▸ **What is being asked**
Give back the lines below verbatim, omitting all pictures.

▸ **Input data**
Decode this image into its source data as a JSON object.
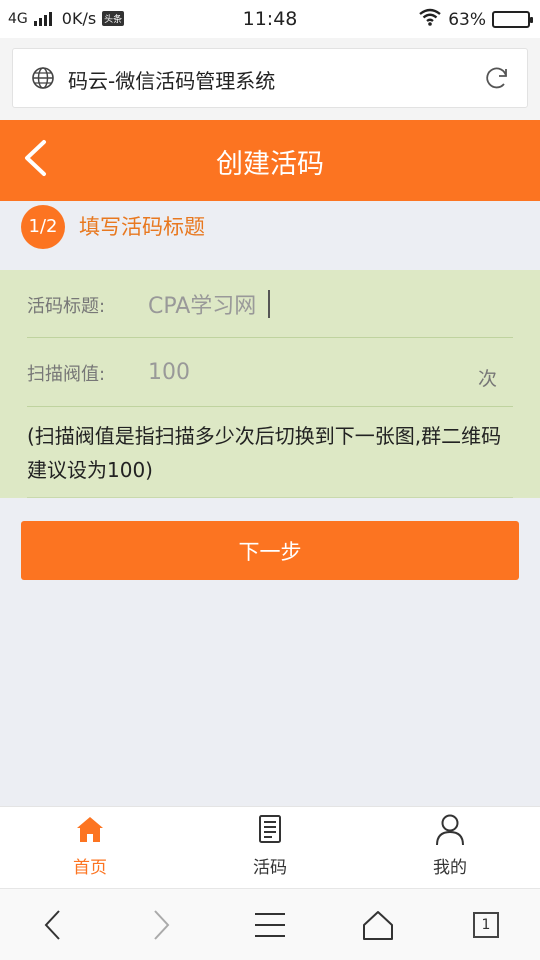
{
  "status_bar": {
    "network": "4G",
    "speed": "0K/s",
    "speed_badge": "头条",
    "time": "11:48",
    "battery": "63%",
    "battery_level": 0.63
  },
  "browser": {
    "page_title": "码云-微信活码管理系统"
  },
  "header": {
    "title": "创建活码"
  },
  "step": {
    "badge": "1/2",
    "label": "填写活码标题"
  },
  "form": {
    "title_label": "活码标题:",
    "title_value": "CPA学习网",
    "threshold_label": "扫描阀值:",
    "threshold_value": "100",
    "threshold_unit": "次",
    "hint": "(扫描阀值是指扫描多少次后切换到下一张图,群二维码建议设为100)"
  },
  "actions": {
    "next_label": "下一步"
  },
  "tabbar": {
    "items": [
      {
        "label": "首页",
        "icon": "home-icon",
        "active": true
      },
      {
        "label": "活码",
        "icon": "document-icon",
        "active": false
      },
      {
        "label": "我的",
        "icon": "user-icon",
        "active": false
      }
    ]
  },
  "browser_nav": {
    "tab_count": "1"
  },
  "colors": {
    "accent": "#fc7421",
    "form_bg": "#dde8c5",
    "page_bg": "#eceef3"
  }
}
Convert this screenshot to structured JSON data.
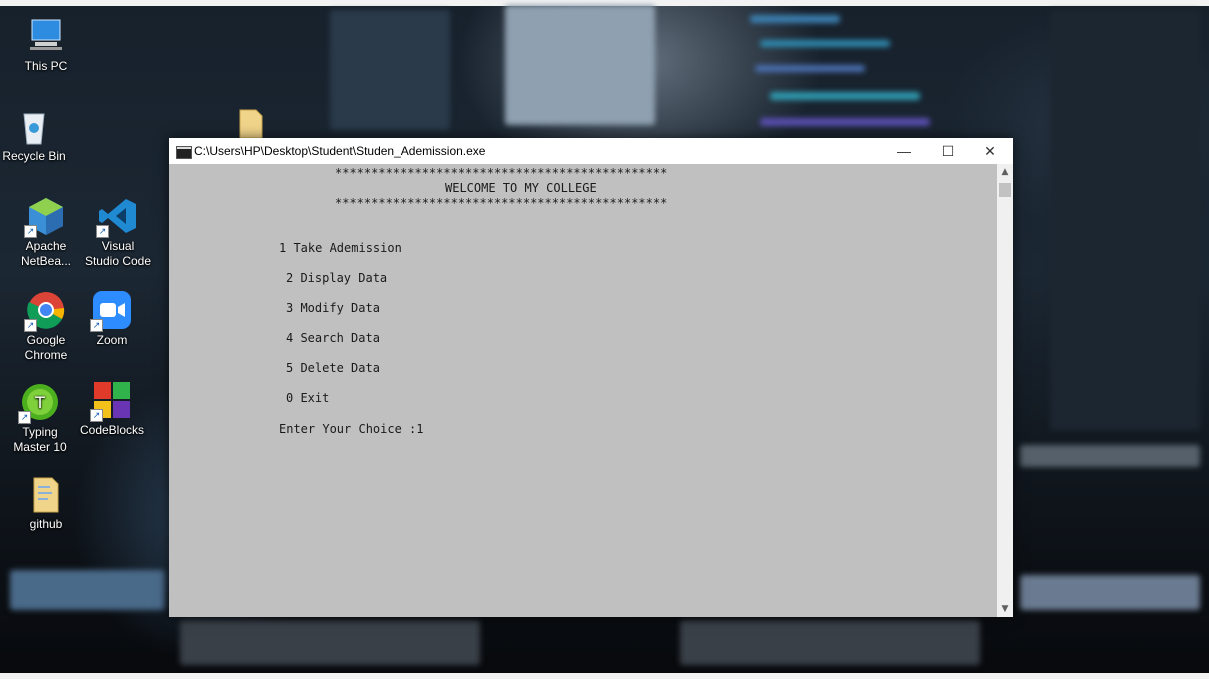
{
  "desktop": {
    "icons": [
      {
        "label": "This PC",
        "icon": "this-pc-icon"
      },
      {
        "label": "Recycle Bin",
        "icon": "recycle-bin-icon"
      },
      {
        "label": "Apache NetBea...",
        "icon": "netbeans-icon"
      },
      {
        "label": "Visual Studio Code",
        "icon": "vscode-icon"
      },
      {
        "label": "Google Chrome",
        "icon": "chrome-icon"
      },
      {
        "label": "Zoom",
        "icon": "zoom-icon"
      },
      {
        "label": "Typing Master 10",
        "icon": "typing-master-icon"
      },
      {
        "label": "CodeBlocks",
        "icon": "codeblocks-icon"
      },
      {
        "label": "github",
        "icon": "folder-icon"
      }
    ]
  },
  "window": {
    "title": "C:\\Users\\HP\\Desktop\\Student\\Studen_Ademission.exe",
    "controls": {
      "minimize": "—",
      "maximize": "☐",
      "close": "✕"
    }
  },
  "console": {
    "stars_top": "**********************************************",
    "welcome": "WELCOME TO MY COLLEGE",
    "stars_bottom": "**********************************************",
    "menu": [
      "1 Take Ademission",
      "2 Display Data",
      "3 Modify Data",
      "4 Search Data",
      "5 Delete Data",
      "0 Exit"
    ],
    "prompt": "Enter Your Choice :1"
  },
  "scrollbar": {
    "up": "▲",
    "down": "▼"
  },
  "colors": {
    "console_bg": "#c0c0c0",
    "console_text": "#1a1a1a",
    "titlebar_bg": "#ffffff"
  }
}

▸ **Exercise output**
Decode this image into its source data as a JSON object.
{
  "status_bar": {
    "network": "4G",
    "speed": "0K/s",
    "speed_badge": "头条",
    "time": "11:48",
    "battery": "63%",
    "battery_level": 0.63
  },
  "browser": {
    "page_title": "码云-微信活码管理系统"
  },
  "header": {
    "title": "创建活码"
  },
  "step": {
    "badge": "1/2",
    "label": "填写活码标题"
  },
  "form": {
    "title_label": "活码标题:",
    "title_value": "CPA学习网",
    "threshold_label": "扫描阀值:",
    "threshold_value": "100",
    "threshold_unit": "次",
    "hint": "(扫描阀值是指扫描多少次后切换到下一张图,群二维码建议设为100)"
  },
  "actions": {
    "next_label": "下一步"
  },
  "tabbar": {
    "items": [
      {
        "label": "首页",
        "icon": "home-icon",
        "active": true
      },
      {
        "label": "活码",
        "icon": "document-icon",
        "active": false
      },
      {
        "label": "我的",
        "icon": "user-icon",
        "active": false
      }
    ]
  },
  "browser_nav": {
    "tab_count": "1"
  },
  "colors": {
    "accent": "#fc7421",
    "form_bg": "#dde8c5",
    "page_bg": "#eceef3"
  }
}
Convert this screenshot to structured JSON data.
{
  "desktop": {
    "icons": [
      {
        "label": "This PC",
        "icon": "this-pc-icon"
      },
      {
        "label": "Recycle Bin",
        "icon": "recycle-bin-icon"
      },
      {
        "label": "Apache NetBea...",
        "icon": "netbeans-icon"
      },
      {
        "label": "Visual Studio Code",
        "icon": "vscode-icon"
      },
      {
        "label": "Google Chrome",
        "icon": "chrome-icon"
      },
      {
        "label": "Zoom",
        "icon": "zoom-icon"
      },
      {
        "label": "Typing Master 10",
        "icon": "typing-master-icon"
      },
      {
        "label": "CodeBlocks",
        "icon": "codeblocks-icon"
      },
      {
        "label": "github",
        "icon": "folder-icon"
      }
    ]
  },
  "window": {
    "title": "C:\\Users\\HP\\Desktop\\Student\\Studen_Ademission.exe",
    "controls": {
      "minimize": "—",
      "maximize": "☐",
      "close": "✕"
    }
  },
  "console": {
    "stars_top": "**********************************************",
    "welcome": "WELCOME TO MY COLLEGE",
    "stars_bottom": "**********************************************",
    "menu": [
      "1 Take Ademission",
      "2 Display Data",
      "3 Modify Data",
      "4 Search Data",
      "5 Delete Data",
      "0 Exit"
    ],
    "prompt": "Enter Your Choice :1"
  },
  "scrollbar": {
    "up": "▲",
    "down": "▼"
  },
  "colors": {
    "console_bg": "#c0c0c0",
    "console_text": "#1a1a1a",
    "titlebar_bg": "#ffffff"
  }
}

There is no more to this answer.